I had a dream last night that I can’t fully remember but I can still grasp the ghost of it (that’s right, I can grasp ghosts), and its nature seems to me delightfully mischievous. There was some sort of show going on that I was responsible for — perhaps a play, though I’ve never been responsible for a play or involved in one — and there was a sudden commotion among The Organizers of said show, because they had heard a rumor that someone in the sub-basement of the building, who I understood to be a bit of a devil, was going to cause some sort of disruption.
So I said I would go check it out and try to talk to him, but even now I remember being more interested in this devilish disruptor than I was worried about what he was going to do to The Show. The journey, in search of the sub-basement, as well as I can remember it, was similarly tinged more with excitement than concern.
At one point I found The Door I needed to go through to find The Disruptor, after eventually making my way to the basement-basement and asking someone for directions to said door. I only got as far as opening the door, which was heavy, strong and appropriately “rough around the edges.” I remember it being pretty dark on the other side. But, again, I also recall being more intrigued than afraid.
Aren’t we supposed to be everyone in our dreams? Is that What They Say? I like this idea. It seems healthy to me, that some waking part of me went in search of the devilish disruptor. That he wasn’t afraid. That he asked another part of me (the basement-basement guy) for directions.
Perhaps I should also mention that I’ve been reading Henry Miller.
Perhaps I should move on to the list:

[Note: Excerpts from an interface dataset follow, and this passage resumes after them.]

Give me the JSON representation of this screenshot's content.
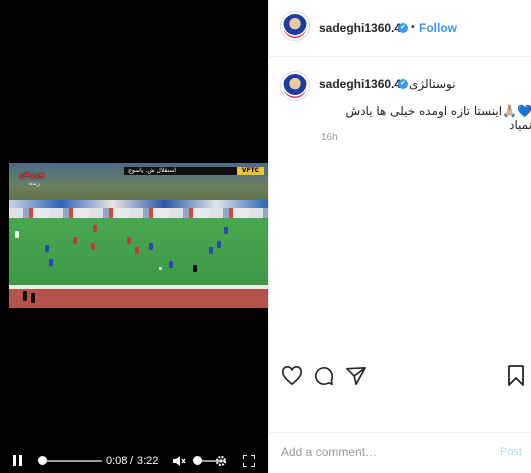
{
  "post": {
    "username": "sadeghi1360.4",
    "follow_label": "Follow",
    "header_dot": "•",
    "caption_main": "نوستالژی",
    "caption_body": "💙🙏🏼اینستا تازه اومده خیلی ها یادش نمیاد",
    "time_ago": "16h"
  },
  "video": {
    "overlay_logo": "ورزش",
    "overlay_sub": "زنده",
    "overlay_score": "استقلال   ش. یاسوج",
    "overlay_tag": "VFTC",
    "time_current": "0:08",
    "time_separator": "/",
    "time_total": "3:22",
    "progress": 0.04
  },
  "comment_box": {
    "placeholder": "Add a comment…",
    "post_label": "Post"
  },
  "colors": {
    "link": "#3897f0",
    "post_disabled": "#b3dbff",
    "video_bg": "#000000"
  },
  "icons": [
    "play-pause-icon",
    "mute-icon",
    "settings-icon",
    "fullscreen-icon",
    "heart-icon",
    "comment-icon",
    "share-icon",
    "bookmark-icon",
    "verified-icon"
  ]
}
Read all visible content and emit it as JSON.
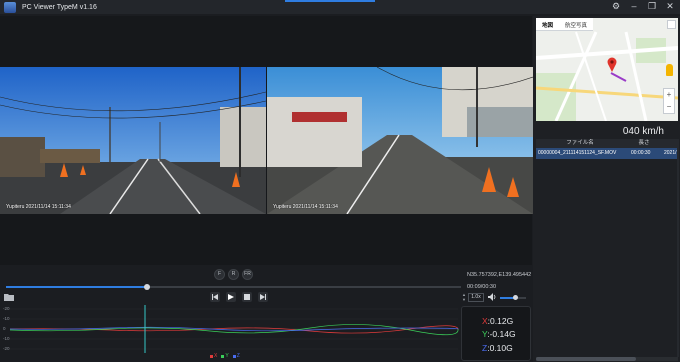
{
  "window": {
    "title": "PC Viewer TypeM v1.16",
    "buttons": [
      "settings-icon",
      "minimize-icon",
      "restore-icon",
      "close-icon"
    ]
  },
  "cameras": {
    "front": {
      "stamp": "Yupiteru 2021/11/14 15:11:34"
    },
    "rear": {
      "stamp": "Yupiteru 2021/11/14 15:11:34"
    }
  },
  "player": {
    "view_buttons": [
      "F",
      "R",
      "FR"
    ],
    "coords": "N35.757392,E139.495442",
    "timecode": "00:09/00:30",
    "progress": 0.31,
    "playback_speed": "1.0x",
    "volume": 0.6
  },
  "gsensor": {
    "axis_labels": [
      "-20",
      "-10",
      "0",
      "-10",
      "-20"
    ],
    "legend": [
      {
        "name": "X",
        "color": "#e23b3b"
      },
      {
        "name": "Y",
        "color": "#3bcf5a"
      },
      {
        "name": "Z",
        "color": "#4a6cf0"
      }
    ],
    "readout": [
      {
        "axis": "X",
        "value": ":0.12G",
        "color": "#e23b3b"
      },
      {
        "axis": "Y",
        "value": ":-0.14G",
        "color": "#3bcf5a"
      },
      {
        "axis": "Z",
        "value": ":0.10G",
        "color": "#4a6cf0"
      }
    ]
  },
  "map": {
    "tabs": [
      "地図",
      "航空写真"
    ],
    "active_tab": "地図"
  },
  "speed": "040 km/h",
  "file_list": {
    "columns": [
      "ファイル名",
      "長さ"
    ],
    "rows": [
      {
        "name": "00000004_211114151124_SF.MOV",
        "length": "00:00:30",
        "date": "2021/"
      }
    ]
  },
  "colors": {
    "accent": "#2f7de1",
    "background": "#1b1d21",
    "selected_row": "#2b4a78"
  }
}
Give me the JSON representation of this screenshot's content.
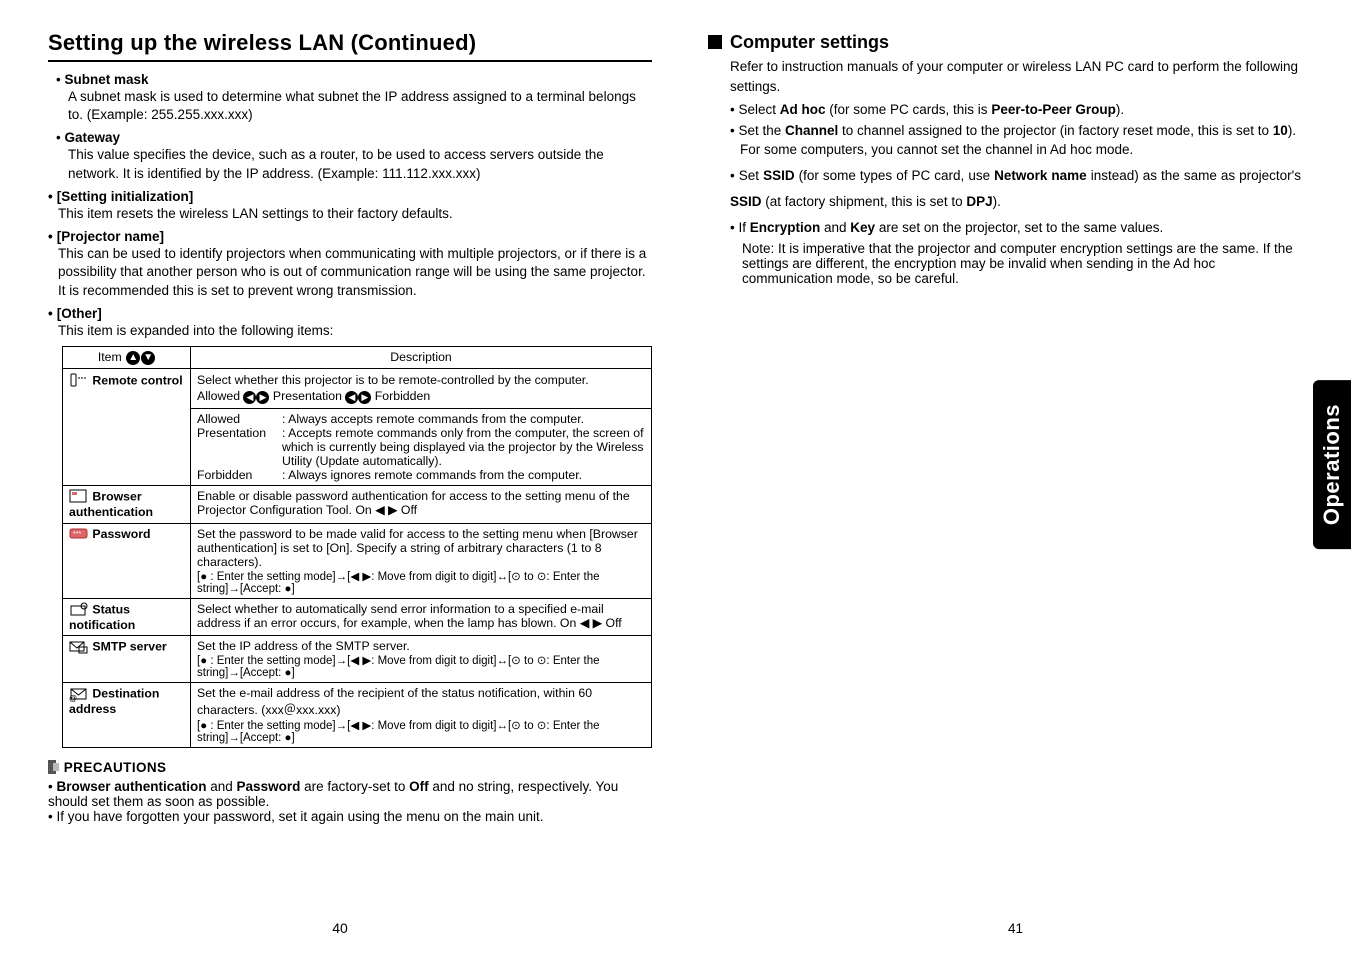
{
  "title": "Setting up the wireless LAN (Continued)",
  "left": {
    "subnet_label": "Subnet mask",
    "subnet_desc": "A subnet mask is used to determine what subnet the IP address assigned to a terminal belongs to. (Example: 255.255.xxx.xxx)",
    "gateway_label": "Gateway",
    "gateway_desc": "This value specifies the device, such as a router, to be used to access servers outside the network. It is identified by the IP address. (Example: 111.112.xxx.xxx)",
    "setting_init_label": "[Setting initialization]",
    "setting_init_desc": "This item resets the wireless LAN settings to their factory defaults.",
    "proj_name_label": "[Projector name]",
    "proj_name_desc": "This can be used to identify projectors when communicating with multiple projectors, or if there is a possibility that another person who is out of communication range will be using the same projector. It is recommended this is set to prevent wrong transmission.",
    "other_label": "[Other]",
    "other_desc": "This item is expanded into the following items:",
    "table": {
      "head_item": "Item",
      "head_desc": "Description",
      "rows": [
        {
          "label": "Remote control",
          "icon": "remote",
          "desc1": "Select whether this projector is to be remote-controlled by the computer.",
          "desc2": "Allowed ◀ ▶ Presentation ◀ ▶ Forbidden",
          "sub": {
            "allowed_k": "Allowed",
            "allowed_v": ": Always accepts remote commands from the computer.",
            "pres_k": "Presentation",
            "pres_v1": ": Accepts remote commands only from the computer, the screen of which is currently being displayed via the projector by the Wireless Utility (Update automatically).",
            "forb_k": "Forbidden",
            "forb_v": ": Always ignores remote commands from the computer."
          }
        },
        {
          "label": "Browser authentication",
          "icon": "browser",
          "desc": "Enable or disable password authentication for access to the setting menu of the Projector Configuration Tool.  On ◀ ▶ Off"
        },
        {
          "label": "Password",
          "icon": "password",
          "desc": "Set the password to be made valid for access to the setting menu when [Browser authentication] is set to [On].  Specify a string of arbitrary characters (1 to 8 characters).",
          "steps": "[● : Enter the setting mode]→[◀ ▶: Move from digit to digit]↔[⊙ to ⊙: Enter the string]→[Accept: ●]"
        },
        {
          "label": "Status notification",
          "icon": "status",
          "desc": "Select whether to automatically send error information to a specified e-mail address if an error occurs, for example, when the lamp has blown.  On ◀ ▶ Off"
        },
        {
          "label": "SMTP server",
          "icon": "smtp",
          "desc": "Set the IP address of the SMTP server.",
          "steps": "[● : Enter the setting mode]→[◀ ▶: Move from digit to digit]↔[⊙ to ⊙: Enter the string]→[Accept: ●]"
        },
        {
          "label": "Destination address",
          "icon": "dest",
          "desc": "Set the e-mail address of the recipient of the status notification, within 60 characters.  (xxx＠xxx.xxx)",
          "steps": "[● : Enter the setting mode]→[◀ ▶: Move from digit to digit]↔[⊙ to ⊙: Enter the string]→[Accept: ●]"
        }
      ]
    },
    "precautions_title": "PRECAUTIONS",
    "prec1": "Browser authentication and Password are factory-set to Off and no string, respectively. You should set them as soon as possible.",
    "prec1_bold1": "Browser authentication",
    "prec1_mid": " and ",
    "prec1_bold2": "Password",
    "prec1_mid2": " are factory-set to ",
    "prec1_bold3": "Off",
    "prec1_tail": " and no string, respectively. You should set them as soon as possible.",
    "prec2": "If you have forgotten your password, set it again using the menu on the main unit.",
    "page_num": "40"
  },
  "right": {
    "section_title": "Computer settings",
    "intro": "Refer to instruction manuals of your computer or wireless LAN PC card to perform the following settings.",
    "b1_pre": "Select ",
    "b1_bold1": "Ad hoc",
    "b1_mid": " (for some PC cards, this is ",
    "b1_bold2": "Peer-to-Peer Group",
    "b1_tail": ").",
    "b2_pre": "Set the ",
    "b2_bold1": "Channel",
    "b2_mid": " to channel assigned to the projector (in factory reset mode, this is set to ",
    "b2_bold2": "10",
    "b2_tail": ").",
    "b2_note": "For some computers, you cannot set the channel in Ad hoc mode.",
    "b3_pre": "Set ",
    "b3_bold1": "SSID",
    "b3_mid1": " (for some types of PC card, use ",
    "b3_bold2": "Network name",
    "b3_mid2": " instead) as the same as projector's ",
    "b3_bold3": "SSID",
    "b3_mid3": " (at factory shipment, this is set to ",
    "b3_bold4": "DPJ",
    "b3_tail": ").",
    "b4_pre": "If ",
    "b4_bold1": "Encryption",
    "b4_mid": " and ",
    "b4_bold2": "Key",
    "b4_tail": " are set on the projector, set to the same values.",
    "note_label": "Note:",
    "note_text": " It is imperative that the projector and computer encryption settings are the same. If the settings are different, the encryption may be invalid when sending in the Ad hoc communication mode, so be careful.",
    "operations_tab": "Operations",
    "page_num": "41"
  }
}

Tropic of Capricorn by Henry Miller. Henry Miller is insane. And brilliant. And horrible. And I love him — just a bit more than I fear him. Tropic of Capricorn isn’t as good as Tropic of Cancer so far (I’m halfway through the former) overall. But if you’re a New Yorker, the passages about living and working and walking around the city, circa 1920, are worth the price of admission. When I was working my way through them, I had the uncomfortable feeling that, fundamentally, not much has changed from then till now, in terms of how life goes for most of the people who populate the city and keep it running. Also, despite what I just wrote, I’m enjoying it about as much as I enjoyed Tropic of Capricorn — for the lengthy, surreal passages in which Protagonist Henry Miller (pretty much the same as Author Henry Miller) details the internal realizations and processes that led to him becoming “himself,” or the version of himself that dominated the period following the timeline of the author’s life that generated this story. Also-also, don’t read Henry Miller in ebook form. It feels wrong and you wonder the whole time if the author’s ghost is leering at you while making lewd gestures and “farting in your general di-rection.”
Leaving the Atocha Station, by Ben Lerner. Wonderful book. Absorbing. It was a delight, following the protagonist through the trials of his year in Spain as a poetry fellow. Spending a year in Spain as a poetry fellow may not sound trying, except that said protagonist suffers from severe anxiety, and probably some other legitimate (perhaps also “common”) mental health issues as well — despite his clear intellect and apparent talent. Also, it’s fundamentally trying, living in another country (any country) where you don’t speak the language. Although I like that Lerner, via his intensely aware (in some ways) and intelligent protagonist, probes through the entirety of the language barrier situation from an internal perspective. It felt right, to go searching for that link and seeing the Paul Auster quote (see last week’s WILTW for my feelings about Auster), front and center. I can see the overlap in sensibilities (and I can probably feel it as well). Thanks to pal E.L. Kensky for sharing.
I also liked spending time with Sophia The Great this week, after several weeks away from the script while I let the notes from our reading sink in, and worked on some business-related development items. I have never felt so much affection for one of my characters, one of my stories. When I think about making the film, I feel an excitement unlike any I’ve felt before. Don’t get me wrong, I always feel excited about my projects — and I’m just as excited to finish Multiverse as I am to get truly started on Sophia. But there’s something about the latter that feels a touch different. This could have to do more with a change in me than anything else, a comfort with finally feeling ready to take on such a big undertaking, and with confidence. I think, though, it has to do with the place Sophia has taken me. I believe, to be truly genuine, that a film must represent not only a story told from the point of view of the filmmaker, but a story pulled out of the filmmaker (or the writer, and then the director, if they are two people). Writing Sophia was a journey for me, as all my stories have been journeys — but this one seems to have landed me in a more solid, discernible place than the other features I’ve written. A place where I want to be. Multiverse compares, but it’s a short little devil. It’s more about unwinding a moment. Sophia, I think (hope), is about rising to the moment.
Thanks, as always, for reading. May your week find you, at some point or another, for even a moment — exactly where you want to be.